[Interface dataset entries]

·····

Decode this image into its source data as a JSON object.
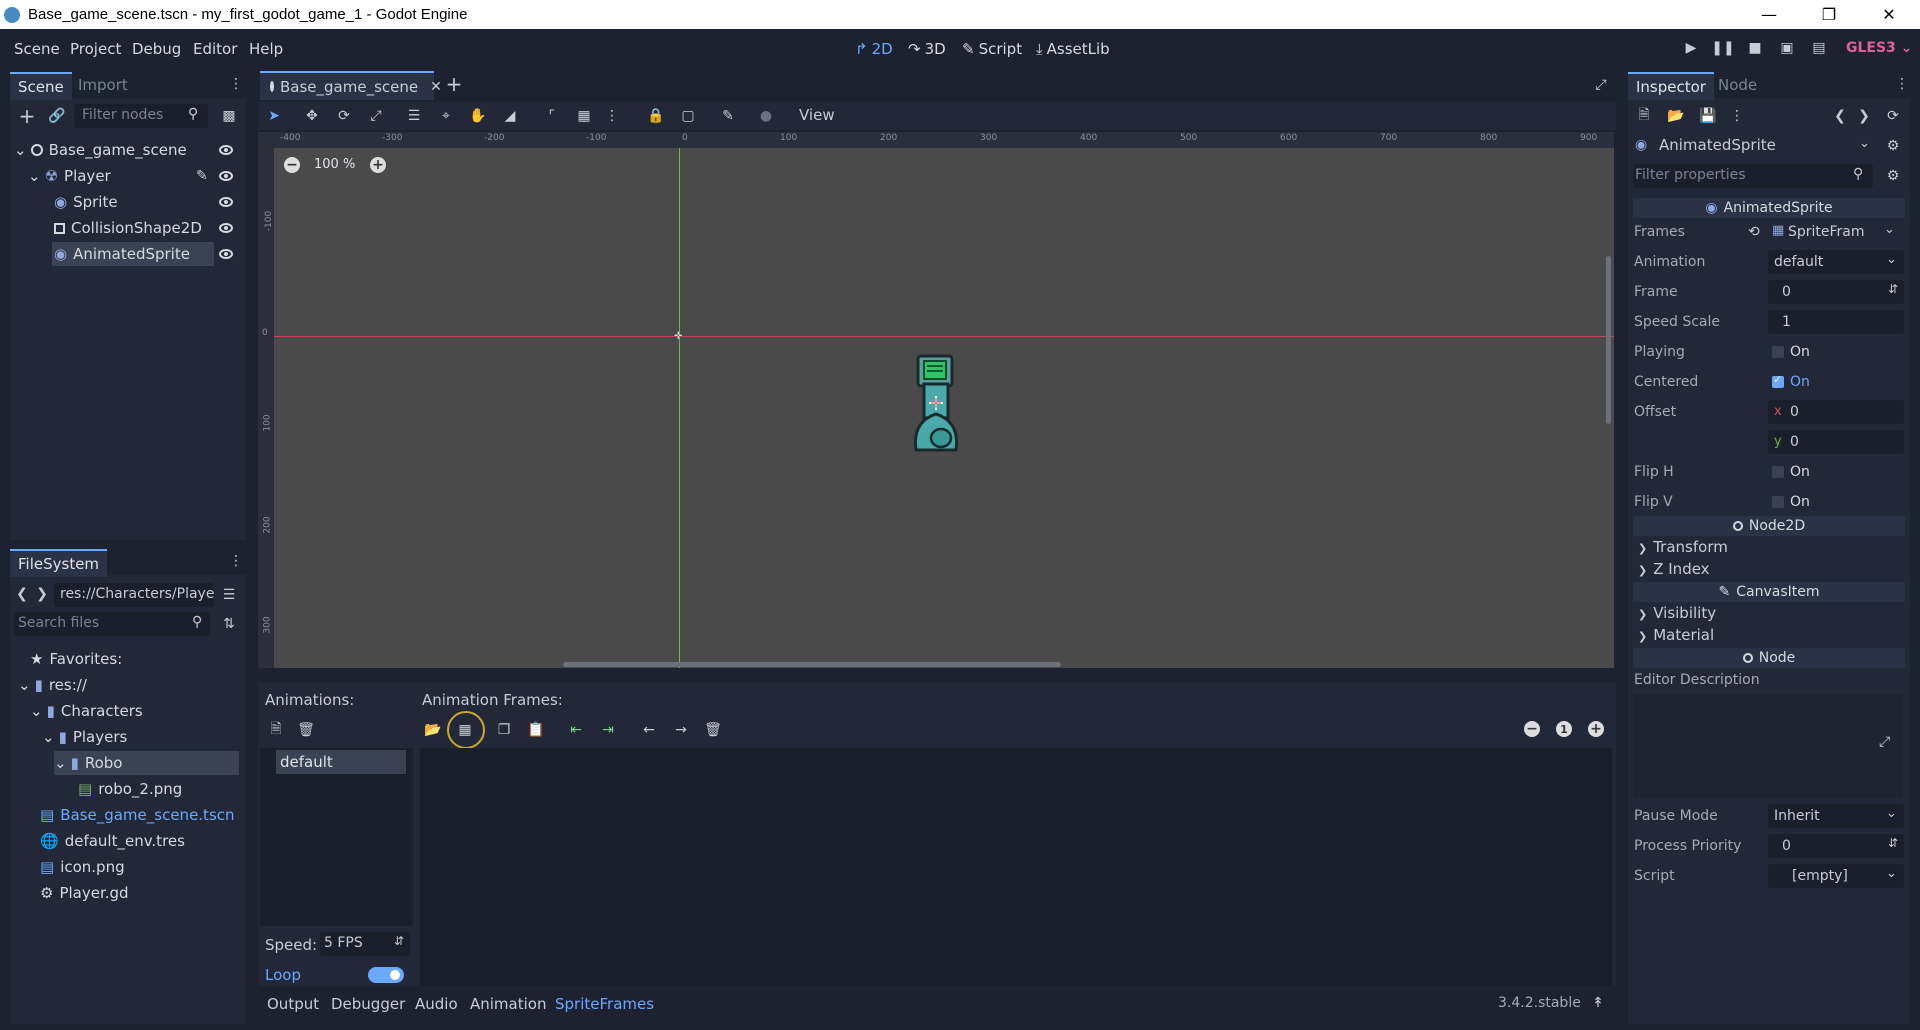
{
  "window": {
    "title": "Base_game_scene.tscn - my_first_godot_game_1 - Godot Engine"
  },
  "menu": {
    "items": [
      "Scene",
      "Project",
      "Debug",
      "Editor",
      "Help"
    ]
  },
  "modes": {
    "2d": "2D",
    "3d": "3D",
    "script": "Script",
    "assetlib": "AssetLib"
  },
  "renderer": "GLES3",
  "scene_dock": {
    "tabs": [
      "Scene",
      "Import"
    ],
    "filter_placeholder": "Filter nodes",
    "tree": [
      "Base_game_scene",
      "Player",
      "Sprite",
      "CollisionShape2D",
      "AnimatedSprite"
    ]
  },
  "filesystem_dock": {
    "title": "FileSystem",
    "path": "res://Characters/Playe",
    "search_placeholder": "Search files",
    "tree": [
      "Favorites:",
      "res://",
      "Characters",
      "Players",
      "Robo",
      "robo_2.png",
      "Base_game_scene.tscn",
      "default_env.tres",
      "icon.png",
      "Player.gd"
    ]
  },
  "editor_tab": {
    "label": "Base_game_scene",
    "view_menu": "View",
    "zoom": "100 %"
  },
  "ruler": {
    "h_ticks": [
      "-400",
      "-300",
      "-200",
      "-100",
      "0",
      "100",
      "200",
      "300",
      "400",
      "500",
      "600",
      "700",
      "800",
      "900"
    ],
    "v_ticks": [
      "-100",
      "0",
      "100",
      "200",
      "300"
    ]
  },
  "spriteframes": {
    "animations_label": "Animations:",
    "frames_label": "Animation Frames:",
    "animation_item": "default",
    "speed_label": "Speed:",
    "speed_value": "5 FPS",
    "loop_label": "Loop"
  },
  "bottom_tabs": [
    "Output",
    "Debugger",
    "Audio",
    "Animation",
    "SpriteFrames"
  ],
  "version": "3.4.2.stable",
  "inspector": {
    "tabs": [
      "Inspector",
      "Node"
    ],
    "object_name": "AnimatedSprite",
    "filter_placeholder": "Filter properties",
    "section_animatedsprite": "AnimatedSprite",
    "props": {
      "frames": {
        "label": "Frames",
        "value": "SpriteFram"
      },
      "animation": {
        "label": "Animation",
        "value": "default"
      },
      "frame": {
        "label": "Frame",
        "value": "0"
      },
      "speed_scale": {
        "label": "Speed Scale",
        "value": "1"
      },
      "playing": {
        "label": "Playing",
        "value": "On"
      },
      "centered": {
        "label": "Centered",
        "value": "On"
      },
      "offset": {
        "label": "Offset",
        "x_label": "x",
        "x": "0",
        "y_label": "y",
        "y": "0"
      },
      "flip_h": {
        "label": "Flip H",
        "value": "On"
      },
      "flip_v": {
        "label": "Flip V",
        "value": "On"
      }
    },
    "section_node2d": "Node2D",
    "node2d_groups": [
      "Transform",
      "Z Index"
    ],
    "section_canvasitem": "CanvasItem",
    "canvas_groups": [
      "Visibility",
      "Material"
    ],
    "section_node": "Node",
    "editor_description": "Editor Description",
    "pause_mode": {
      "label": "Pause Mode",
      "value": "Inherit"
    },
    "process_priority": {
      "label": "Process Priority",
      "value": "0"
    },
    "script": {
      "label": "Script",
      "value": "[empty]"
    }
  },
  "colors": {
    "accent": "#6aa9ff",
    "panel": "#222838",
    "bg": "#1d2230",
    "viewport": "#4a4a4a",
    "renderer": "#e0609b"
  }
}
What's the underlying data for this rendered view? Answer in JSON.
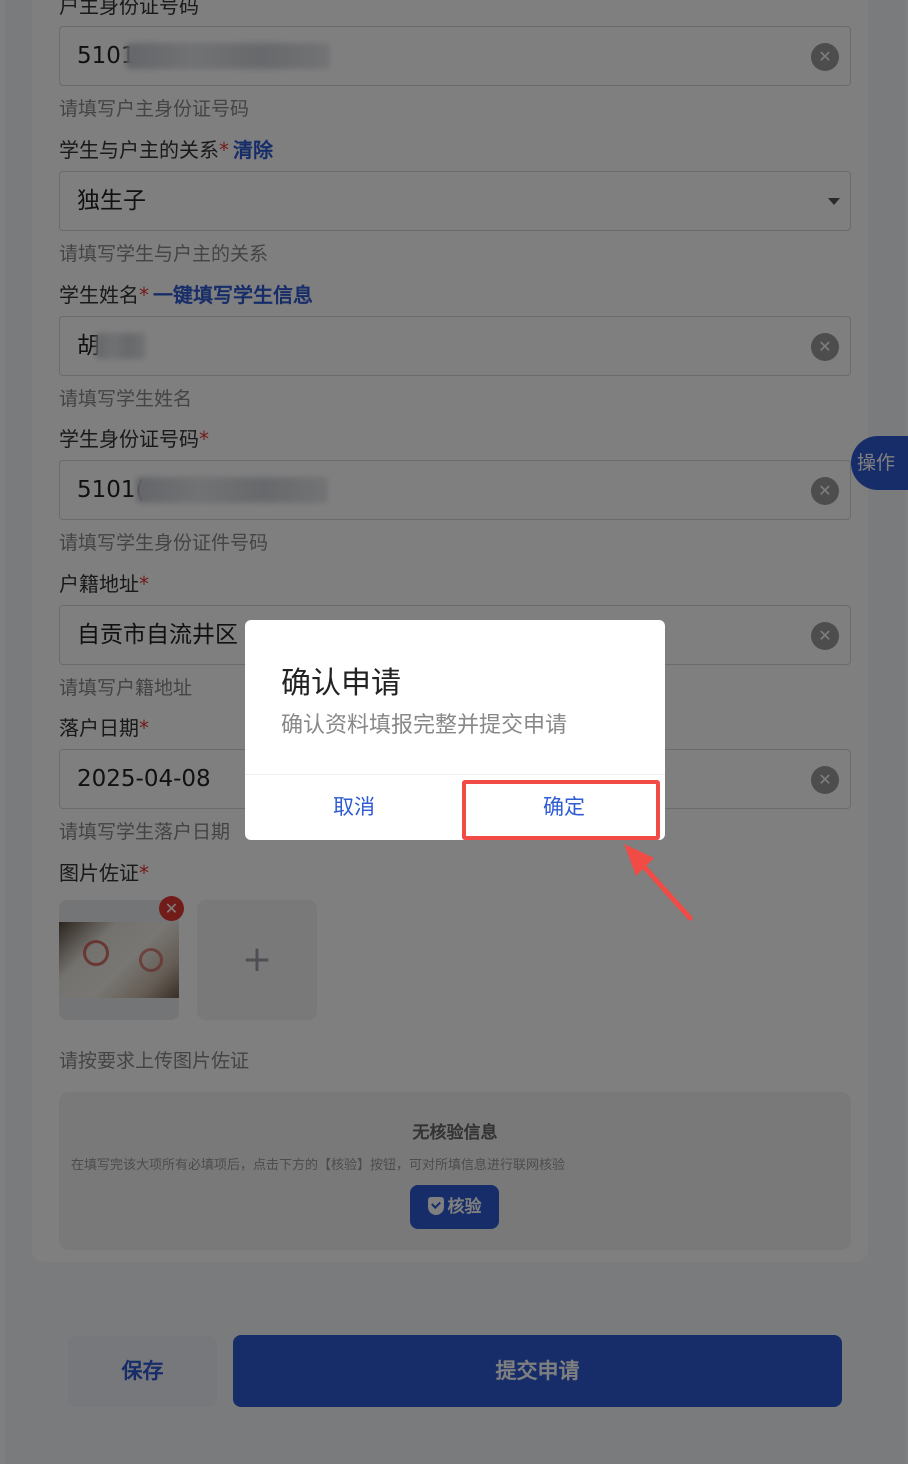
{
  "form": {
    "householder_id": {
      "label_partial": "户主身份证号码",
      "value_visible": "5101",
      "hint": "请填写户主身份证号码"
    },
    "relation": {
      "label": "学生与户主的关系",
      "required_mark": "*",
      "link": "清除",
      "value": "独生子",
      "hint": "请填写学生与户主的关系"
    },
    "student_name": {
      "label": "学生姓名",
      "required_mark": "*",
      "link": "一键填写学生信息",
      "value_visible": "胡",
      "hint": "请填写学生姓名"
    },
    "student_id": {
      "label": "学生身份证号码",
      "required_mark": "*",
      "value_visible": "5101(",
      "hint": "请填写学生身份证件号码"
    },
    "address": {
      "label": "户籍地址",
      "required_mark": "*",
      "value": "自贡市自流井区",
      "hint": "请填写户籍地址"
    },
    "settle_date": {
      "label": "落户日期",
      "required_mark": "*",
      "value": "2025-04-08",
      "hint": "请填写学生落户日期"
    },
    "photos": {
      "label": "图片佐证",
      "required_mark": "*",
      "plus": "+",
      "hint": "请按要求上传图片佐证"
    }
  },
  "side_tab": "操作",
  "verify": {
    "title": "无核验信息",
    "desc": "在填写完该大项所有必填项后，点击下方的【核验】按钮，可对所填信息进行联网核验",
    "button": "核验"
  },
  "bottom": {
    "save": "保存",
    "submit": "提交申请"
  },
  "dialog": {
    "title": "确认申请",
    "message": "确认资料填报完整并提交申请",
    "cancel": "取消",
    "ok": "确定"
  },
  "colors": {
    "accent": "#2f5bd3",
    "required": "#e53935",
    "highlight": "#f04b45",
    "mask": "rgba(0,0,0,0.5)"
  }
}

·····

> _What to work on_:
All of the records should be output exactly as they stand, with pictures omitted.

> _Exercise answer_:
Decode this image into its source data as a JSON object.
{
  "window": {
    "title": "Base_game_scene.tscn - my_first_godot_game_1 - Godot Engine"
  },
  "menu": {
    "items": [
      "Scene",
      "Project",
      "Debug",
      "Editor",
      "Help"
    ]
  },
  "modes": {
    "2d": "2D",
    "3d": "3D",
    "script": "Script",
    "assetlib": "AssetLib"
  },
  "renderer": "GLES3",
  "scene_dock": {
    "tabs": [
      "Scene",
      "Import"
    ],
    "filter_placeholder": "Filter nodes",
    "tree": [
      "Base_game_scene",
      "Player",
      "Sprite",
      "CollisionShape2D",
      "AnimatedSprite"
    ]
  },
  "filesystem_dock": {
    "title": "FileSystem",
    "path": "res://Characters/Playe",
    "search_placeholder": "Search files",
    "tree": [
      "Favorites:",
      "res://",
      "Characters",
      "Players",
      "Robo",
      "robo_2.png",
      "Base_game_scene.tscn",
      "default_env.tres",
      "icon.png",
      "Player.gd"
    ]
  },
  "editor_tab": {
    "label": "Base_game_scene",
    "view_menu": "View",
    "zoom": "100 %"
  },
  "ruler": {
    "h_ticks": [
      "-400",
      "-300",
      "-200",
      "-100",
      "0",
      "100",
      "200",
      "300",
      "400",
      "500",
      "600",
      "700",
      "800",
      "900"
    ],
    "v_ticks": [
      "-100",
      "0",
      "100",
      "200",
      "300"
    ]
  },
  "spriteframes": {
    "animations_label": "Animations:",
    "frames_label": "Animation Frames:",
    "animation_item": "default",
    "speed_label": "Speed:",
    "speed_value": "5 FPS",
    "loop_label": "Loop"
  },
  "bottom_tabs": [
    "Output",
    "Debugger",
    "Audio",
    "Animation",
    "SpriteFrames"
  ],
  "version": "3.4.2.stable",
  "inspector": {
    "tabs": [
      "Inspector",
      "Node"
    ],
    "object_name": "AnimatedSprite",
    "filter_placeholder": "Filter properties",
    "section_animatedsprite": "AnimatedSprite",
    "props": {
      "frames": {
        "label": "Frames",
        "value": "SpriteFram"
      },
      "animation": {
        "label": "Animation",
        "value": "default"
      },
      "frame": {
        "label": "Frame",
        "value": "0"
      },
      "speed_scale": {
        "label": "Speed Scale",
        "value": "1"
      },
      "playing": {
        "label": "Playing",
        "value": "On"
      },
      "centered": {
        "label": "Centered",
        "value": "On"
      },
      "offset": {
        "label": "Offset",
        "x_label": "x",
        "x": "0",
        "y_label": "y",
        "y": "0"
      },
      "flip_h": {
        "label": "Flip H",
        "value": "On"
      },
      "flip_v": {
        "label": "Flip V",
        "value": "On"
      }
    },
    "section_node2d": "Node2D",
    "node2d_groups": [
      "Transform",
      "Z Index"
    ],
    "section_canvasitem": "CanvasItem",
    "canvas_groups": [
      "Visibility",
      "Material"
    ],
    "section_node": "Node",
    "editor_description": "Editor Description",
    "pause_mode": {
      "label": "Pause Mode",
      "value": "Inherit"
    },
    "process_priority": {
      "label": "Process Priority",
      "value": "0"
    },
    "script": {
      "label": "Script",
      "value": "[empty]"
    }
  },
  "colors": {
    "accent": "#6aa9ff",
    "panel": "#222838",
    "bg": "#1d2230",
    "viewport": "#4a4a4a",
    "renderer": "#e0609b"
  }
}
What's the underlying data for this rendered view? Answer in JSON.
{
  "form": {
    "householder_id": {
      "label_partial": "户主身份证号码",
      "value_visible": "5101",
      "hint": "请填写户主身份证号码"
    },
    "relation": {
      "label": "学生与户主的关系",
      "required_mark": "*",
      "link": "清除",
      "value": "独生子",
      "hint": "请填写学生与户主的关系"
    },
    "student_name": {
      "label": "学生姓名",
      "required_mark": "*",
      "link": "一键填写学生信息",
      "value_visible": "胡",
      "hint": "请填写学生姓名"
    },
    "student_id": {
      "label": "学生身份证号码",
      "required_mark": "*",
      "value_visible": "5101(",
      "hint": "请填写学生身份证件号码"
    },
    "address": {
      "label": "户籍地址",
      "required_mark": "*",
      "value": "自贡市自流井区",
      "hint": "请填写户籍地址"
    },
    "settle_date": {
      "label": "落户日期",
      "required_mark": "*",
      "value": "2025-04-08",
      "hint": "请填写学生落户日期"
    },
    "photos": {
      "label": "图片佐证",
      "required_mark": "*",
      "plus": "+",
      "hint": "请按要求上传图片佐证"
    }
  },
  "side_tab": "操作",
  "verify": {
    "title": "无核验信息",
    "desc": "在填写完该大项所有必填项后，点击下方的【核验】按钮，可对所填信息进行联网核验",
    "button": "核验"
  },
  "bottom": {
    "save": "保存",
    "submit": "提交申请"
  },
  "dialog": {
    "title": "确认申请",
    "message": "确认资料填报完整并提交申请",
    "cancel": "取消",
    "ok": "确定"
  },
  "colors": {
    "accent": "#2f5bd3",
    "required": "#e53935",
    "highlight": "#f04b45",
    "mask": "rgba(0,0,0,0.5)"
  }
}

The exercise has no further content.